Please filter the data below down to the lines holding the string "downloads".

▶ TASK DATA:
● ● ● ●

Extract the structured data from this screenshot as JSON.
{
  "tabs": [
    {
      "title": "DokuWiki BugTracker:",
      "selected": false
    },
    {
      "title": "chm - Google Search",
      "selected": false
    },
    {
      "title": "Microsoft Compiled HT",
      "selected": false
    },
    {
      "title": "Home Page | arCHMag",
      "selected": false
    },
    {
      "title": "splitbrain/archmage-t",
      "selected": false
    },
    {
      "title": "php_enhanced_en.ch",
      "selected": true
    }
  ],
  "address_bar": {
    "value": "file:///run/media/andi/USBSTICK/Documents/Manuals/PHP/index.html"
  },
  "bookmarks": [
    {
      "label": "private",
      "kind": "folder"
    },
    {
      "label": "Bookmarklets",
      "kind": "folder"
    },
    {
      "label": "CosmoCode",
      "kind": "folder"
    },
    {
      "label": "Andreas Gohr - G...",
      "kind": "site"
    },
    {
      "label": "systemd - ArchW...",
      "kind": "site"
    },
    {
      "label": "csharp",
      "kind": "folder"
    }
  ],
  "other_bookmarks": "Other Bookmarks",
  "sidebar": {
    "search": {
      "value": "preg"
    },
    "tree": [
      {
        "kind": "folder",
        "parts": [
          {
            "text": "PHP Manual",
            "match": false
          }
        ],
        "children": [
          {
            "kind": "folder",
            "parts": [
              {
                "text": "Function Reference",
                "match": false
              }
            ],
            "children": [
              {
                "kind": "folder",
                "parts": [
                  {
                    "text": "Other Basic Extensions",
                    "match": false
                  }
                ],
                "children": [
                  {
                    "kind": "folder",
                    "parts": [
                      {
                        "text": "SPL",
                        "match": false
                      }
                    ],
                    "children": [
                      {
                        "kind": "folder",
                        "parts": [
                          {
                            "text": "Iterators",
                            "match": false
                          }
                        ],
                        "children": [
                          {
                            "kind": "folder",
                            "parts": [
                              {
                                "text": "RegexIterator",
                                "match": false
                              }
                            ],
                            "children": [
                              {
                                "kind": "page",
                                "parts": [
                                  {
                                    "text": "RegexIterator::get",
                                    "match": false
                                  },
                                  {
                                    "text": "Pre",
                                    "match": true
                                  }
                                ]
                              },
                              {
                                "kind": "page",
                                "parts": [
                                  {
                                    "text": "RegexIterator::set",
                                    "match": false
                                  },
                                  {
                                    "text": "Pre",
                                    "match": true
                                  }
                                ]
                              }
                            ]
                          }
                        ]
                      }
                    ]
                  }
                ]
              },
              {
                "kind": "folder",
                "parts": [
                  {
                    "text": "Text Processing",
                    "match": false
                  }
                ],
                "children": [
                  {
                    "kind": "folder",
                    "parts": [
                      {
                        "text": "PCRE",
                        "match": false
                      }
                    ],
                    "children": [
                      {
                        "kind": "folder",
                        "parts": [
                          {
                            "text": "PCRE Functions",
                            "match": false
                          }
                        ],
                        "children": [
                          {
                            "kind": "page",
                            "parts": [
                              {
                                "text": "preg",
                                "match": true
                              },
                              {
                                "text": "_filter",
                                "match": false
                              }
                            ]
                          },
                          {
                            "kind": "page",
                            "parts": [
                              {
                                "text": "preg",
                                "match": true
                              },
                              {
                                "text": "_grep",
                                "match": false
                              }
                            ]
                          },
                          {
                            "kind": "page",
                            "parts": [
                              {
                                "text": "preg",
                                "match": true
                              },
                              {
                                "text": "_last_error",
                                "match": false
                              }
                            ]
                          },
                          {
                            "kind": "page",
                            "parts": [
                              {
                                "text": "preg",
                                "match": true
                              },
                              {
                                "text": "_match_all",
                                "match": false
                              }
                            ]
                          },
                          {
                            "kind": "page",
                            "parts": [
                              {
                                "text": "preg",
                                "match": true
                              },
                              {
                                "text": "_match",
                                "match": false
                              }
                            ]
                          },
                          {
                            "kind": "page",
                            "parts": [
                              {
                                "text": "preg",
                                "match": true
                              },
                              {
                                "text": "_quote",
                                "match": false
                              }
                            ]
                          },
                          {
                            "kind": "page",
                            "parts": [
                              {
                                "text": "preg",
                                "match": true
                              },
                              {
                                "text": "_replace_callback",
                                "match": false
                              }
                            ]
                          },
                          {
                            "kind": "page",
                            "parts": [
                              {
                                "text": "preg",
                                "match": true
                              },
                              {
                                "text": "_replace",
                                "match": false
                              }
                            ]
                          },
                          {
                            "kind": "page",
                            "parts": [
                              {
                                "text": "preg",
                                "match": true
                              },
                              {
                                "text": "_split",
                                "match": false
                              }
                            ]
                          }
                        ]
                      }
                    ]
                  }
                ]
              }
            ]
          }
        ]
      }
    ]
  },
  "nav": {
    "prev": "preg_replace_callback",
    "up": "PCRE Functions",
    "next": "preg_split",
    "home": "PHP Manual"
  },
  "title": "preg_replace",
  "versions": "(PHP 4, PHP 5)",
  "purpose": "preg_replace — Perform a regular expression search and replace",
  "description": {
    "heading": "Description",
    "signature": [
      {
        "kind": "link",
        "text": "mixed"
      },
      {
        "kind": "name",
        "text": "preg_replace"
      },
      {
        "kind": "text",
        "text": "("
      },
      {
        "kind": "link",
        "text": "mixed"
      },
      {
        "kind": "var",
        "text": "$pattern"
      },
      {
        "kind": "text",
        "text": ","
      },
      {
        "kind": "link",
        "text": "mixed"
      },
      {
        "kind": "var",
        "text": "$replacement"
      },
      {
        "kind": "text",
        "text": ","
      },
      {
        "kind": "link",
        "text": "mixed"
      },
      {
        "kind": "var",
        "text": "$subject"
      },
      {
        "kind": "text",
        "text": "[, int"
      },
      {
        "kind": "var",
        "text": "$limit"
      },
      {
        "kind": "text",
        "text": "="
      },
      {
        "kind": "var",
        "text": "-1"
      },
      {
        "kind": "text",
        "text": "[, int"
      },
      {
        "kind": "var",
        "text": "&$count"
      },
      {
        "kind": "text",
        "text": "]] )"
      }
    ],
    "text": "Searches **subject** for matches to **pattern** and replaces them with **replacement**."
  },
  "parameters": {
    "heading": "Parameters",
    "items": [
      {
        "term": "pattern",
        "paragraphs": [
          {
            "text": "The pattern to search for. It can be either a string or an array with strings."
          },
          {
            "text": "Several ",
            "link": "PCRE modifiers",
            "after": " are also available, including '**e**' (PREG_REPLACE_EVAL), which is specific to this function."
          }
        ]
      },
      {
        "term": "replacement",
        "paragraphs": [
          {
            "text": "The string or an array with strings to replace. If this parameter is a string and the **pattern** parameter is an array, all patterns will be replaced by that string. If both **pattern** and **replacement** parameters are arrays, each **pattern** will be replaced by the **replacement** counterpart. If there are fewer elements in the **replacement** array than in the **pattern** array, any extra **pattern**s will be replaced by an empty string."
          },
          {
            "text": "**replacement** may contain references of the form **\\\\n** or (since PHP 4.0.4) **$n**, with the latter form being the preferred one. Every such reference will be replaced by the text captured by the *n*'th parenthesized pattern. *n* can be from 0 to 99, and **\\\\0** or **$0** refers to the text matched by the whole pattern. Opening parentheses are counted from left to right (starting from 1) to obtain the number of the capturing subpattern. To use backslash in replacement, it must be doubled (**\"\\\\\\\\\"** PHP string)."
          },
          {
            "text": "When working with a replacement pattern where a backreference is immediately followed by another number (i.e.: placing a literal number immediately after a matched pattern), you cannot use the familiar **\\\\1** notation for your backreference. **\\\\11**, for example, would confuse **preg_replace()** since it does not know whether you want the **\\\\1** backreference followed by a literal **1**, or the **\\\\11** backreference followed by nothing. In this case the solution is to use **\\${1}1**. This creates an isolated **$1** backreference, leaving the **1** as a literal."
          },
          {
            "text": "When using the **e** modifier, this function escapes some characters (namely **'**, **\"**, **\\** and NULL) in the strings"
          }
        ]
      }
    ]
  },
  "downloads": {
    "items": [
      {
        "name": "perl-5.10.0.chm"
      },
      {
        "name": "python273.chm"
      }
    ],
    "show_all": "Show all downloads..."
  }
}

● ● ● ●

▶ REPLY TO THE EXERCISE:
  "downloads": {
    "show_all": "Show all downloads..."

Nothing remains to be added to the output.